▶ Work instruction:
Every line of the records that holds the word "places" should be copied.

▶ Data provided:
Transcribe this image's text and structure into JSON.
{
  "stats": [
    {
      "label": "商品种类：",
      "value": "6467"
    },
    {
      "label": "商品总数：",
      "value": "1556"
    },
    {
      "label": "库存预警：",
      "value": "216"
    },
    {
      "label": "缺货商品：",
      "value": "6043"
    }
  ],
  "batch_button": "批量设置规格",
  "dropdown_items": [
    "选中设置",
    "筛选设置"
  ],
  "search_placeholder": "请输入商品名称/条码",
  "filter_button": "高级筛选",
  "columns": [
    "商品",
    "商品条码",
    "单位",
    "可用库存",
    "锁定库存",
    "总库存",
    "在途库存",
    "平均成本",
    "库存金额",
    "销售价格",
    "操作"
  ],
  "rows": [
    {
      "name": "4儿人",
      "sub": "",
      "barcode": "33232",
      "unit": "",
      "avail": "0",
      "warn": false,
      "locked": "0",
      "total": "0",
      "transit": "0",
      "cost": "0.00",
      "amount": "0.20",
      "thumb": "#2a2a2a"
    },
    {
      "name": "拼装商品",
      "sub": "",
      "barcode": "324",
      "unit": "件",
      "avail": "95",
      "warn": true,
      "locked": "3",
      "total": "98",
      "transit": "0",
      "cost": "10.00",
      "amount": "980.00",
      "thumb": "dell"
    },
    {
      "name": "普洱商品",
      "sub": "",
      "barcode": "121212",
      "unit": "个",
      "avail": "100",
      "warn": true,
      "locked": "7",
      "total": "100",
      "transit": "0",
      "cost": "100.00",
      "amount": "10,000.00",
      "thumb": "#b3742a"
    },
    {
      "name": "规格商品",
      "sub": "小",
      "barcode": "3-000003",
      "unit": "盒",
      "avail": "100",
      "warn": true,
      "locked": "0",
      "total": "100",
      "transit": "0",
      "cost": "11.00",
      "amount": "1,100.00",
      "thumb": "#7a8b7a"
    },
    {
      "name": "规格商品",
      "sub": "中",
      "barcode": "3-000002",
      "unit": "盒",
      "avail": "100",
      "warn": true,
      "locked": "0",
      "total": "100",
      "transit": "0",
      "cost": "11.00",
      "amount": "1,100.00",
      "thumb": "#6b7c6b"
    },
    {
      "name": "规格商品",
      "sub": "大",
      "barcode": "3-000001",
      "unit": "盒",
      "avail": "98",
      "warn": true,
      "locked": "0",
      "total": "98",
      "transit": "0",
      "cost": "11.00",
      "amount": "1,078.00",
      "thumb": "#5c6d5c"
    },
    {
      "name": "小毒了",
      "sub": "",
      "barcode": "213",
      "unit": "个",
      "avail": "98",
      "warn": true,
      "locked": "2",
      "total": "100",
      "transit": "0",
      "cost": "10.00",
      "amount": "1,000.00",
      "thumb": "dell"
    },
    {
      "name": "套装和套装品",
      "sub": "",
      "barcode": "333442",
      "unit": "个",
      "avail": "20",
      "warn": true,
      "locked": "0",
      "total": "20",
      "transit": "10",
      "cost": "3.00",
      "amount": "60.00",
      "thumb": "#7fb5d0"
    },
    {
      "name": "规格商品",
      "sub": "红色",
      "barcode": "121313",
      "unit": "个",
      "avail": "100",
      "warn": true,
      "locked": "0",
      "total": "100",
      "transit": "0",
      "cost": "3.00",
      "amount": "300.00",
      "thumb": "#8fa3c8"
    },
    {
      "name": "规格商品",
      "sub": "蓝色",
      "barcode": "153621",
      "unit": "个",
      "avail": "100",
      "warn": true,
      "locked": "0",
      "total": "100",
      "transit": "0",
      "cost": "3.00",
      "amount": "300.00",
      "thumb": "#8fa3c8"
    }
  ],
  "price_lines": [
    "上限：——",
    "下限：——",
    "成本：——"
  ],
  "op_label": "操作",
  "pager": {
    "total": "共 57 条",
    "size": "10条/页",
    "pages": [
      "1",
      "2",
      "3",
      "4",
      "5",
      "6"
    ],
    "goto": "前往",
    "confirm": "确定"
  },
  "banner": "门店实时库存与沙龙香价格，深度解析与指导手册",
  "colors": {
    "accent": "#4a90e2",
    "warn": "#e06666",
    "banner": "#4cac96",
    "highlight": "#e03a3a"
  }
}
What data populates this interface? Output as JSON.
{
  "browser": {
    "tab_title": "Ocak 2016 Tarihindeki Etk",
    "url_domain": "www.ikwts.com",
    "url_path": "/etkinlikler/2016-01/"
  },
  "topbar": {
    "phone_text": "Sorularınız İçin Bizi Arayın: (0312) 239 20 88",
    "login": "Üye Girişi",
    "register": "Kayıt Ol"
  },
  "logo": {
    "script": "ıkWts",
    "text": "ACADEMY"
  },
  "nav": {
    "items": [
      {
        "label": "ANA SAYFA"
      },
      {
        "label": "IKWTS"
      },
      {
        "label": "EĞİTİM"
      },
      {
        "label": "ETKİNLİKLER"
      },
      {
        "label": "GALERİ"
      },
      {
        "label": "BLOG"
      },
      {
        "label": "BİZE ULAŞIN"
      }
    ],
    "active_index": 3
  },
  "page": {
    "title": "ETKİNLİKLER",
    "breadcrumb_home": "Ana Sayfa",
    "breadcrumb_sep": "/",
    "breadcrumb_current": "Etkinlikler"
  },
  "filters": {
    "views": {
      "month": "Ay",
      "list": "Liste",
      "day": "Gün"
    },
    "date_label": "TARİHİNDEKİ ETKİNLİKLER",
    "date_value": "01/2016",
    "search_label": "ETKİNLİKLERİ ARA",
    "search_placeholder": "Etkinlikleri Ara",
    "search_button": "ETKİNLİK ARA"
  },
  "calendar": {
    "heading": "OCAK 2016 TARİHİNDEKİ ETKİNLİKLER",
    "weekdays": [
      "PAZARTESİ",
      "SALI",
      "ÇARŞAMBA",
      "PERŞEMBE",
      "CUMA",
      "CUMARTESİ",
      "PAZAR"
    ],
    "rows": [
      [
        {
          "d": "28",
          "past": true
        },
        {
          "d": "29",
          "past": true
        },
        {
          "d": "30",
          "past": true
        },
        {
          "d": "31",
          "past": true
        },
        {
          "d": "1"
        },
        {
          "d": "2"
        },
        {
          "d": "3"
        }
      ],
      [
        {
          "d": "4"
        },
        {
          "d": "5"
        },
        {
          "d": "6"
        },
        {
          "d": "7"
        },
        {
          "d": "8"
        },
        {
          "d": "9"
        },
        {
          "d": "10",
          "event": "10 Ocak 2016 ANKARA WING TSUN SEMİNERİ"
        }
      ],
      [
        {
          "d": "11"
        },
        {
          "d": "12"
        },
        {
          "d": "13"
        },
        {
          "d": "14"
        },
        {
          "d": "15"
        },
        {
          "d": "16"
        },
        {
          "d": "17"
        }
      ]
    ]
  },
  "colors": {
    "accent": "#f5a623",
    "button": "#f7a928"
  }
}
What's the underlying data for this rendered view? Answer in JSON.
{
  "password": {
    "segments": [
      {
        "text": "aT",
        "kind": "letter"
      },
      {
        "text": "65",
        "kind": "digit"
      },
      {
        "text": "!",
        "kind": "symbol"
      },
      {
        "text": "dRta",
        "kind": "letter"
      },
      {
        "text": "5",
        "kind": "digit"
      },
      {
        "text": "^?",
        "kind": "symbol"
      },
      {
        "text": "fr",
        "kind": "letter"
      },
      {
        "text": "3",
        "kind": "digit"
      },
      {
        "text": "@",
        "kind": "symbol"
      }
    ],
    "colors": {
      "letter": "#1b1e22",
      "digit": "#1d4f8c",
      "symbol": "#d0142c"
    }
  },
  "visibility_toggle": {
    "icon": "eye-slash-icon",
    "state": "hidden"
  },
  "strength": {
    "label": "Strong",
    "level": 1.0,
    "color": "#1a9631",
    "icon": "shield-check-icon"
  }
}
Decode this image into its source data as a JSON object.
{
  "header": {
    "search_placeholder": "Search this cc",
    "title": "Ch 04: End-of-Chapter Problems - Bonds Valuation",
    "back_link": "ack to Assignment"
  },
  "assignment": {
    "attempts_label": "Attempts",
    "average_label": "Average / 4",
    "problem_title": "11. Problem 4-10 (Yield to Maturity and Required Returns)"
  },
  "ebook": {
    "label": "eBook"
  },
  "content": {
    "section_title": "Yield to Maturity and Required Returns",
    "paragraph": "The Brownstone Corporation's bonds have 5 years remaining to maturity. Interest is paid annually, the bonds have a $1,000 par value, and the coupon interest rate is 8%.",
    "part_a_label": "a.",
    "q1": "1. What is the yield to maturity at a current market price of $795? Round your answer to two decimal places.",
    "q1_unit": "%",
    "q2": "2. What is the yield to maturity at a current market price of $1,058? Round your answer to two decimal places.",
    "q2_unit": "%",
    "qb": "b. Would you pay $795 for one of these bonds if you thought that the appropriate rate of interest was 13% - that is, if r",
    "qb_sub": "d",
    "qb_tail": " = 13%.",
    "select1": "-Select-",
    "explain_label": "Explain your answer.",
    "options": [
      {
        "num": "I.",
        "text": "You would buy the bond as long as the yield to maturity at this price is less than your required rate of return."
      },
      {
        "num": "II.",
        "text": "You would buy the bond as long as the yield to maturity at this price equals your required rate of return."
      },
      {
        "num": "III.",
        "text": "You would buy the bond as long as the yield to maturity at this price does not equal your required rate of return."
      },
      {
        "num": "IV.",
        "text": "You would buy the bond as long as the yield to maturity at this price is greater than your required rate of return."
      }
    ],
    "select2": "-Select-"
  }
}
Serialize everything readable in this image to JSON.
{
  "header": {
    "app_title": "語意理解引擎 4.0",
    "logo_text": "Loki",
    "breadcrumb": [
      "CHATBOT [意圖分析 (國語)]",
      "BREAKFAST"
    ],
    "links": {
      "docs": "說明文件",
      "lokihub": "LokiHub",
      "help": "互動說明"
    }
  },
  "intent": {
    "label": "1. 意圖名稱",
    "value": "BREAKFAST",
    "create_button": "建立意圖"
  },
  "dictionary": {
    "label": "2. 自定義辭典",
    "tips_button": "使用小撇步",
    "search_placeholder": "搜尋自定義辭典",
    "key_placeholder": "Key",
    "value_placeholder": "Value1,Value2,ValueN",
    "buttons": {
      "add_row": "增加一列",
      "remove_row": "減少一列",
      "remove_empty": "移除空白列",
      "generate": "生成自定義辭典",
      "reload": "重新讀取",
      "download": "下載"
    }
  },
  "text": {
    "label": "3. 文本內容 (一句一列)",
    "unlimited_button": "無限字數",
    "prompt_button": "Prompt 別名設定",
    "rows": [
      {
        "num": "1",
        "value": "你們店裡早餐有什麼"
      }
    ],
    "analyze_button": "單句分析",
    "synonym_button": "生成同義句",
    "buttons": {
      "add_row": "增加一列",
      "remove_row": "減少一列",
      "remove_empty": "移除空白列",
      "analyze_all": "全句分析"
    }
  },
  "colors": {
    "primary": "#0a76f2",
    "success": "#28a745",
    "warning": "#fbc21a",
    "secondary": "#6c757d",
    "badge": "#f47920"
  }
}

▶ Written reply:
    "q1": "1. What is the yield to maturity at a current market price of $795? Round your answer to two decimal places.",
    "q2": "2. What is the yield to maturity at a current market price of $1,058? Round your answer to two decimal places.",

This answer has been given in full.